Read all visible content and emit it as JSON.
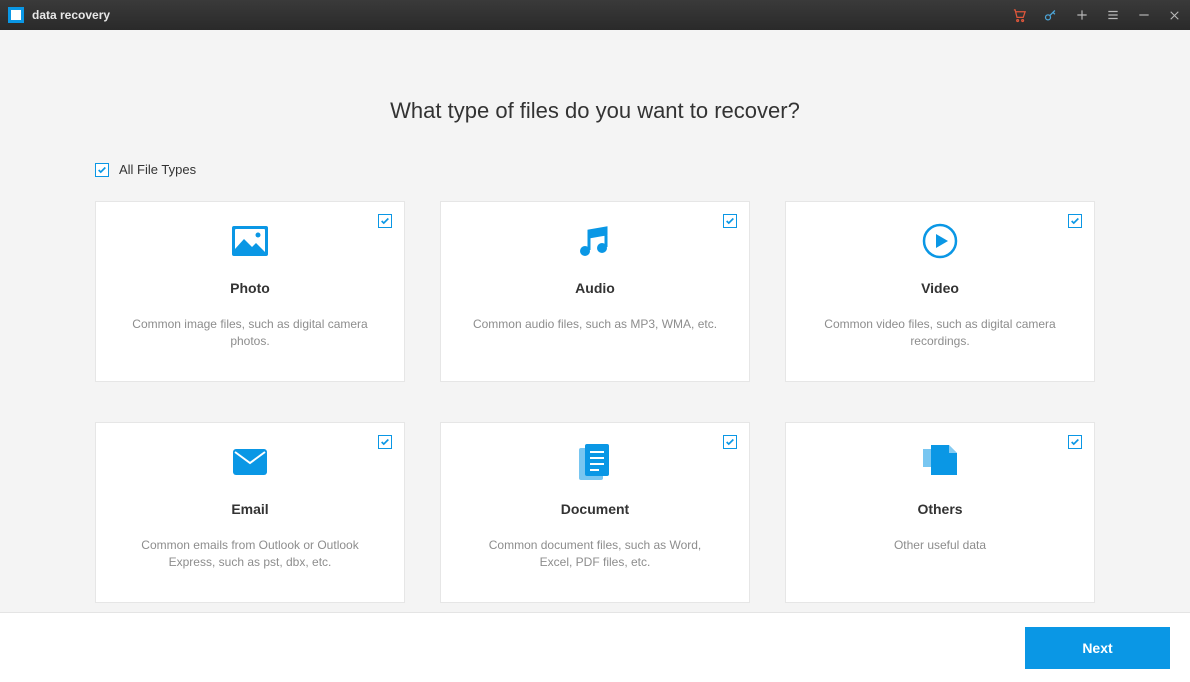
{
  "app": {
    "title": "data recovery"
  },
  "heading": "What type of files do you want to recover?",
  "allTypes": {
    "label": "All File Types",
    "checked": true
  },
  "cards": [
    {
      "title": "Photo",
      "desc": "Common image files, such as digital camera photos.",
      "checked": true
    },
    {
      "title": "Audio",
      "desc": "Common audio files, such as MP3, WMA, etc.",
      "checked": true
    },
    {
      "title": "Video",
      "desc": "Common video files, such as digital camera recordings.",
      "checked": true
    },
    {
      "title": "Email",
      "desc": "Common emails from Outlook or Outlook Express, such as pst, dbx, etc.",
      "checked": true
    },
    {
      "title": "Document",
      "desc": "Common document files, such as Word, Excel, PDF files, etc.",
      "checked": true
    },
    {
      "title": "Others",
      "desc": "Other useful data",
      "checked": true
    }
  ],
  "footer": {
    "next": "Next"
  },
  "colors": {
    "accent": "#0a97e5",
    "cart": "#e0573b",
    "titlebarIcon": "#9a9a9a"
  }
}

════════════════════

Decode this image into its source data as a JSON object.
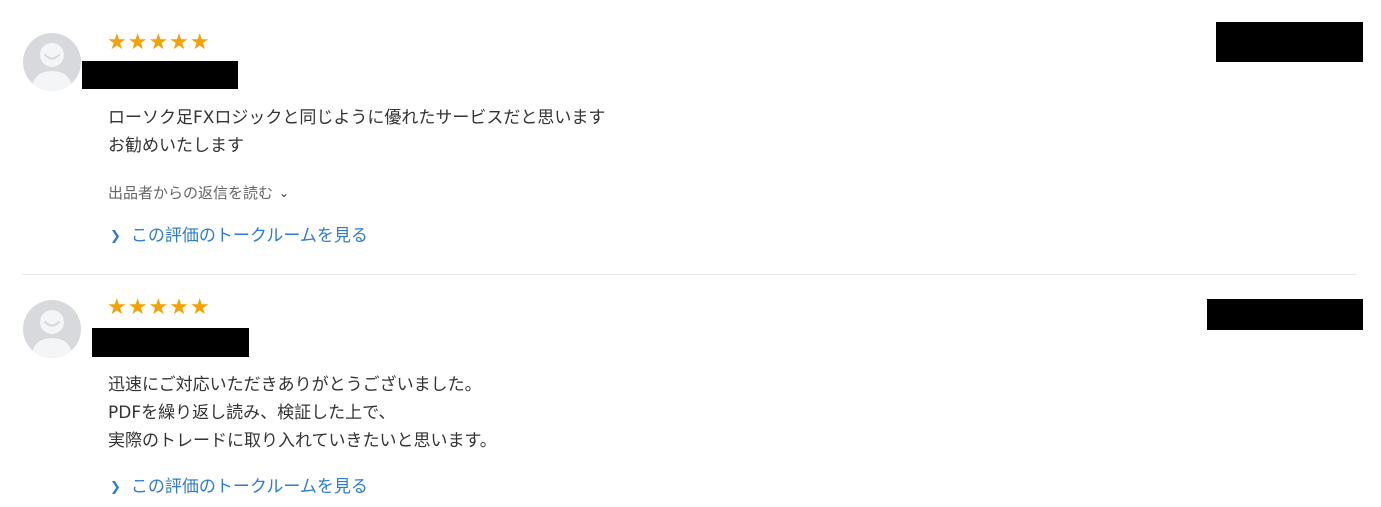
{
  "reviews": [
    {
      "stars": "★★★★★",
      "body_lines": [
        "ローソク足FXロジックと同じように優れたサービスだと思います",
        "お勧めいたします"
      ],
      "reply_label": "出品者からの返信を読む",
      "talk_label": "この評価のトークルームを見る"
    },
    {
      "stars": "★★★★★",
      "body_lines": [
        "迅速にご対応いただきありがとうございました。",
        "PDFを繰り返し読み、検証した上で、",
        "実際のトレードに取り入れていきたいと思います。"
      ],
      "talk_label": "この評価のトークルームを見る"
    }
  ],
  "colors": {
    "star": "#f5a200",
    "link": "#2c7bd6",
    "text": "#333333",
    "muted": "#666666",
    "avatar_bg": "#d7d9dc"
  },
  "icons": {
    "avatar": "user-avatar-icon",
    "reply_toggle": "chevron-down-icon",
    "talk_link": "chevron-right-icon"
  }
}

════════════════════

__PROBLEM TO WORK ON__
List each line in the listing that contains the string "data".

__RESULT BELOW__
    "title": "data recovery"
      "desc": "Other useful data",
Decode this image into its source data as a JSON object.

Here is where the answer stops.